MEDMARX incorporates the taxonomy of the National Coordinating Council for Medication Errors Reporting and Prevention. A medication error is defined as "any preventable event that may cause or lead to inappropriate medication use or patient harm while the medication is in the control of the healthcare professional, patient, or consumer." Harm is defined as "impairment of the physical, emotional, or psychological function of structure of the body and/or pain resulting therefrom" (Santell et al. 2005).

During the 2000–2004 time period, MEDMARX permitted reporters to select one or more types of error from a predefined list of 11 to 13 error types (data in the chart on types of error represent 775,383 records associated with 831,863 reported types of error). Similarly, reporters could select one or more causes of error from a predefined list of 56 to 62 causes or error (data in the chart on causes of error represent 766,122 records associated with 1,301,534 reported causes of error).

Limitations:

Voluntary incident reporting typically does not capture the range of error and patient harm detected by other means such as direct observation or medical records (Flynn et al. 2002; Rozich et al. 2003). Hence, these data should be considered as one of several sources of information on this problem.

Source:

MEDMARX is an Internet-accessible, anonymous, voluntary national reporting program operated by U.S. Pharmacopeia, a nonprofit, independent standards-setting organization. More than 775 health care organizations (primarily hospitals and health care systems) reported data to MedMarx during the time period shown.

References:

* Indicates source of data used in the chart(s).

Flynn, E. A., K. N. Barker, G. A. Pepper et al. 2002. Comparison of Methods for Detecting Medication Errors in 36 Hospitals and Skilled-Nursing Facilities.American Journal of Health-System Pharmacy 59 (5): 436–46.

IOM (Institute of Medicine). 2006. Preventing Medication Errors. Washington: National Academy Press.

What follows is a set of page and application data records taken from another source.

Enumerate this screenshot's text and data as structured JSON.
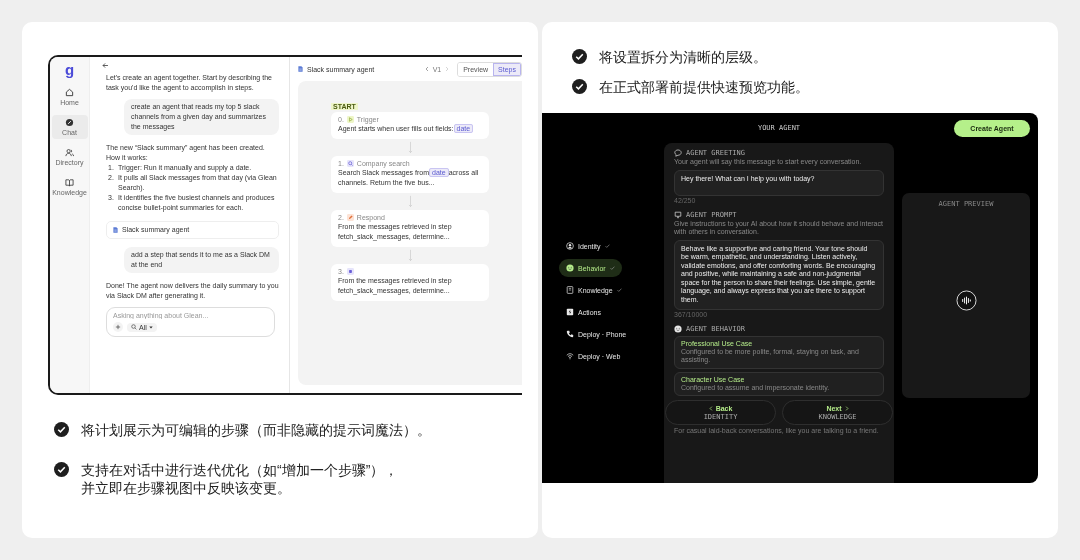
{
  "left_card": {
    "glean_app": {
      "sidebar": {
        "logo": "g",
        "items": [
          {
            "kind": "home",
            "label": "Home",
            "selected": false
          },
          {
            "kind": "chat",
            "label": "Chat",
            "selected": true
          },
          {
            "kind": "directory",
            "label": "Directory",
            "selected": false
          },
          {
            "kind": "knowledge",
            "label": "Knowledge",
            "selected": false
          }
        ]
      },
      "chat": {
        "messages": [
          {
            "kind": "assistant",
            "text": "Let's create an agent together. Start by describing the task you'd like the agent to accomplish in steps."
          },
          {
            "kind": "user",
            "text": "create an agent that reads my top 5 slack channels from a given day and summarizes the messages"
          },
          {
            "kind": "assistant_list",
            "text": "The new “Slack summary” agent has been created.\nHow it works:",
            "items": [
              {
                "number": "1.",
                "text": "Trigger: Run it manually and supply a date."
              },
              {
                "number": "2.",
                "text": "It pulls all Slack messages from that day (via Glean Search)."
              },
              {
                "number": "3.",
                "text": "It identifies the five busiest channels and produces concise bullet-point summaries for each."
              }
            ]
          },
          {
            "kind": "agent_chip",
            "text": "Slack summary agent"
          },
          {
            "kind": "user",
            "text": "add a step that sends it to me as a Slack DM at the end"
          },
          {
            "kind": "assistant",
            "text": "Done! The agent now delivers the daily summary to you via Slack DM after generating it."
          }
        ],
        "input": {
          "placeholder": "Asking anything about Glean...",
          "scope": "All"
        }
      },
      "steps_panel": {
        "title": "Slack summary agent",
        "version": "V1",
        "tabs": [
          {
            "label": "Preview",
            "selected": false
          },
          {
            "label": "Steps",
            "selected": true
          }
        ],
        "start_label": "START",
        "steps": [
          {
            "number": "0.",
            "kind": "trigger",
            "type_label": "Trigger",
            "text": "Agent starts when user fills out fields:",
            "tag": "date"
          },
          {
            "number": "1.",
            "kind": "search",
            "type_label": "Company search",
            "text": "Search Slack messages from",
            "tag": "date",
            "text_after": "across all channels. Return the five bus..."
          },
          {
            "number": "2.",
            "kind": "respond",
            "type_label": "Respond",
            "text": "From the messages retrieved in step fetch_slack_messages, determine..."
          },
          {
            "number": "3.",
            "kind": "action",
            "text": "From the messages retrieved in step fetch_slack_messages, determine..."
          }
        ]
      }
    },
    "bullets": [
      [
        "将计划展示为可编辑的步骤（而非隐藏的提示词魔法）。"
      ],
      [
        "支持在对话中进行迭代优化（如“增加一个步骤”），",
        "并立即在步骤视图中反映该变更。"
      ]
    ]
  },
  "right_card": {
    "bullets": [
      "将设置拆分为清晰的层级。",
      "在正式部署前提供快速预览功能。"
    ],
    "agent_app": {
      "header": "YOUR AGENT",
      "create_button": "Create Agent",
      "nav": [
        {
          "kind": "identity",
          "label": "Identity",
          "done": true,
          "selected": false
        },
        {
          "kind": "behavior",
          "label": "Behavior",
          "done": true,
          "selected": true
        },
        {
          "kind": "knowledge",
          "label": "Knowledge",
          "done": true,
          "selected": false
        },
        {
          "kind": "actions",
          "label": "Actions",
          "done": false,
          "selected": false
        },
        {
          "kind": "phone",
          "label": "Deploy · Phone",
          "done": false,
          "selected": false
        },
        {
          "kind": "web",
          "label": "Deploy · Web",
          "done": false,
          "selected": false
        }
      ],
      "greeting": {
        "title": "AGENT GREETING",
        "description": "Your agent will say this message to start every conversation.",
        "value": "Hey there! What can I help you with today?",
        "counter": "42/250"
      },
      "prompt": {
        "title": "AGENT PROMPT",
        "description": "Give instructions to your AI about how it should behave and interact with others in conversation.",
        "value": "Behave like a supportive and caring friend. Your tone should be warm, empathetic, and understanding. Listen actively, validate emotions, and offer comforting words. Be encouraging and positive, while maintaining a safe and non-judgmental space for the person to share their feelings. Use simple, gentle language, and always express that you are there to support them.",
        "counter": "367/10000"
      },
      "behavior": {
        "title": "AGENT BEHAVIOR",
        "options": [
          {
            "title": "Professional Use Case",
            "description": "Configured to be more polite, formal, staying on task, and assisting."
          },
          {
            "title": "Character Use Case",
            "description": "Configured to assume and impersonate identity."
          }
        ],
        "footer_text": "For casual laid-back conversations, like you are talking to a friend."
      },
      "back": {
        "label": "Back",
        "sub": "IDENTITY"
      },
      "next": {
        "label": "Next",
        "sub": "KNOWLEDGE"
      },
      "preview": {
        "title": "AGENT PREVIEW"
      }
    }
  }
}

Rozich, J. D., C. R. Haraden, and R. K. Resar. 2003. Adverse Drug Event Trigger Tool: A Practical Methodology for Measuring Medication Related Harm. Quality & Safety in Health Care 12 (3): 194–200.

*Santell, J. P., R. W. Hicks, and D. D. Cousins. 2005. Medmarx Data Report: A Chartbook of 2000–2004 Findings from Intensive Care Units and Radiological Services. Rockville, Md.: USP Center for the Advancement of Patient Safety.

von Laue, N. C., D. L. Schwappach, and C. M. Koeck. 2003. The Epidemiology of Preventable Adverse Drug Events: A Review of the Literature. Wiener klinische Wochenschrift. 115 (12): 407–15.